### EXTRACTED RECORDS
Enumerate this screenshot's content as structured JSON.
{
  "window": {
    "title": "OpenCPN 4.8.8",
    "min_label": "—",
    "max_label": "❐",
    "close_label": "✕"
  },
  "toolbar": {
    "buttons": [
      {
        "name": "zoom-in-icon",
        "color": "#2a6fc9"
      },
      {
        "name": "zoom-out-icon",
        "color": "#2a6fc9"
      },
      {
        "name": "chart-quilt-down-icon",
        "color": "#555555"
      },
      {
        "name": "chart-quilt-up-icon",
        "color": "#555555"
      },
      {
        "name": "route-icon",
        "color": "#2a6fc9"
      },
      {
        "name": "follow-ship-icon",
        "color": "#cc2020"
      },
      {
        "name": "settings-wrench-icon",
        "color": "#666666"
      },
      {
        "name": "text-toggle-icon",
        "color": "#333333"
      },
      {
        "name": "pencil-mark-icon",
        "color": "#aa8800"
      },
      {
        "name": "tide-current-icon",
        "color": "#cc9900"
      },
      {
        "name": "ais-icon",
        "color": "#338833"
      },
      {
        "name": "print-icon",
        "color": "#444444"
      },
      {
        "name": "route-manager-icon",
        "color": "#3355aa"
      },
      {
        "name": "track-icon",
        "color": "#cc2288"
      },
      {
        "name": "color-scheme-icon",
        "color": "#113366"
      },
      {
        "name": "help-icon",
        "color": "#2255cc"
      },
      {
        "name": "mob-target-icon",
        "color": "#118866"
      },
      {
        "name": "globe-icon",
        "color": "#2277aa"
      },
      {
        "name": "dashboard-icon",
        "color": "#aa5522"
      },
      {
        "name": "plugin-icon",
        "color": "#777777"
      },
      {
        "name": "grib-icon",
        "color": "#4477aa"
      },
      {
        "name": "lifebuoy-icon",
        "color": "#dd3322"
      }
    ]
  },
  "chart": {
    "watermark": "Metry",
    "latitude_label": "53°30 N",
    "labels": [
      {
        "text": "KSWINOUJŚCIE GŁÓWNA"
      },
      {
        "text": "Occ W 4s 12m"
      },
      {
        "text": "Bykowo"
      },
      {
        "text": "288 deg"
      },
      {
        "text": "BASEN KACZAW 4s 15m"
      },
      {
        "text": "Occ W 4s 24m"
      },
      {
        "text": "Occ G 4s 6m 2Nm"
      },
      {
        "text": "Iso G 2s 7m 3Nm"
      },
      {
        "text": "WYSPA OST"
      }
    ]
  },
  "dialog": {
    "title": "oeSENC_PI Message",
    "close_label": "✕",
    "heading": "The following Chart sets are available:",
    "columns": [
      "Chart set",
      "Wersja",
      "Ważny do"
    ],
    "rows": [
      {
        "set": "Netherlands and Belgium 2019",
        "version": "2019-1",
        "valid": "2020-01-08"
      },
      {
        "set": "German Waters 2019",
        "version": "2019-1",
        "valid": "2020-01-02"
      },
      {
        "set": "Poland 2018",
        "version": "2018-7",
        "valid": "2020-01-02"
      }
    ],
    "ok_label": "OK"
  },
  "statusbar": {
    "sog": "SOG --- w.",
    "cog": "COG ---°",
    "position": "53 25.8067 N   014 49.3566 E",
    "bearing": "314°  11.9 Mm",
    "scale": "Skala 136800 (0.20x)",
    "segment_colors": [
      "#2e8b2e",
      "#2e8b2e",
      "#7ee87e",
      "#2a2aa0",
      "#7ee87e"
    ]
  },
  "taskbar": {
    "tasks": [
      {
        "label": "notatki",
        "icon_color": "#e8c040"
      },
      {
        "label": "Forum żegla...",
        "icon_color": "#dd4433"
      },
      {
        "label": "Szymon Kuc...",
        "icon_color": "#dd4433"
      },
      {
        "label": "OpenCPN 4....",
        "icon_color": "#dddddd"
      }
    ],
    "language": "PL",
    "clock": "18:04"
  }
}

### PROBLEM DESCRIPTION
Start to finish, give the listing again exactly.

### ANSWER BELOW
Enumerate this screenshot's content as structured JSON.
{
  "window": {
    "title": "OpenCPN 4.8.8",
    "min_label": "—",
    "max_label": "❐",
    "close_label": "✕"
  },
  "toolbar": {
    "buttons": [
      {
        "name": "zoom-in-icon",
        "color": "#2a6fc9"
      },
      {
        "name": "zoom-out-icon",
        "color": "#2a6fc9"
      },
      {
        "name": "chart-quilt-down-icon",
        "color": "#555555"
      },
      {
        "name": "chart-quilt-up-icon",
        "color": "#555555"
      },
      {
        "name": "route-icon",
        "color": "#2a6fc9"
      },
      {
        "name": "follow-ship-icon",
        "color": "#cc2020"
      },
      {
        "name": "settings-wrench-icon",
        "color": "#666666"
      },
      {
        "name": "text-toggle-icon",
        "color": "#333333"
      },
      {
        "name": "pencil-mark-icon",
        "color": "#aa8800"
      },
      {
        "name": "tide-current-icon",
        "color": "#cc9900"
      },
      {
        "name": "ais-icon",
        "color": "#338833"
      },
      {
        "name": "print-icon",
        "color": "#444444"
      },
      {
        "name": "route-manager-icon",
        "color": "#3355aa"
      },
      {
        "name": "track-icon",
        "color": "#cc2288"
      },
      {
        "name": "color-scheme-icon",
        "color": "#113366"
      },
      {
        "name": "help-icon",
        "color": "#2255cc"
      },
      {
        "name": "mob-target-icon",
        "color": "#118866"
      },
      {
        "name": "globe-icon",
        "color": "#2277aa"
      },
      {
        "name": "dashboard-icon",
        "color": "#aa5522"
      },
      {
        "name": "plugin-icon",
        "color": "#777777"
      },
      {
        "name": "grib-icon",
        "color": "#4477aa"
      },
      {
        "name": "lifebuoy-icon",
        "color": "#dd3322"
      }
    ]
  },
  "chart": {
    "watermark": "Metry",
    "latitude_label": "53°30 N",
    "labels": [
      {
        "text": "KSWINOUJŚCIE GŁÓWNA"
      },
      {
        "text": "Occ W 4s 12m"
      },
      {
        "text": "Bykowo"
      },
      {
        "text": "288 deg"
      },
      {
        "text": "BASEN KACZAW 4s 15m"
      },
      {
        "text": "Occ W 4s 24m"
      },
      {
        "text": "Occ G 4s 6m 2Nm"
      },
      {
        "text": "Iso G 2s 7m 3Nm"
      },
      {
        "text": "WYSPA OST"
      }
    ]
  },
  "dialog": {
    "title": "oeSENC_PI Message",
    "close_label": "✕",
    "heading": "The following Chart sets are available:",
    "columns": [
      "Chart set",
      "Wersja",
      "Ważny do"
    ],
    "rows": [
      {
        "set": "Netherlands and Belgium 2019",
        "version": "2019-1",
        "valid": "2020-01-08"
      },
      {
        "set": "German Waters 2019",
        "version": "2019-1",
        "valid": "2020-01-02"
      },
      {
        "set": "Poland 2018",
        "version": "2018-7",
        "valid": "2020-01-02"
      }
    ],
    "ok_label": "OK"
  },
  "statusbar": {
    "sog": "SOG --- w.",
    "cog": "COG ---°",
    "position": "53 25.8067 N   014 49.3566 E",
    "bearing": "314°  11.9 Mm",
    "scale": "Skala 136800 (0.20x)",
    "segment_colors": [
      "#2e8b2e",
      "#2e8b2e",
      "#7ee87e",
      "#2a2aa0",
      "#7ee87e"
    ]
  },
  "taskbar": {
    "tasks": [
      {
        "label": "notatki",
        "icon_color": "#e8c040"
      },
      {
        "label": "Forum żegla...",
        "icon_color": "#dd4433"
      },
      {
        "label": "Szymon Kuc...",
        "icon_color": "#dd4433"
      },
      {
        "label": "OpenCPN 4....",
        "icon_color": "#dddddd"
      }
    ],
    "language": "PL",
    "clock": "18:04"
  }
}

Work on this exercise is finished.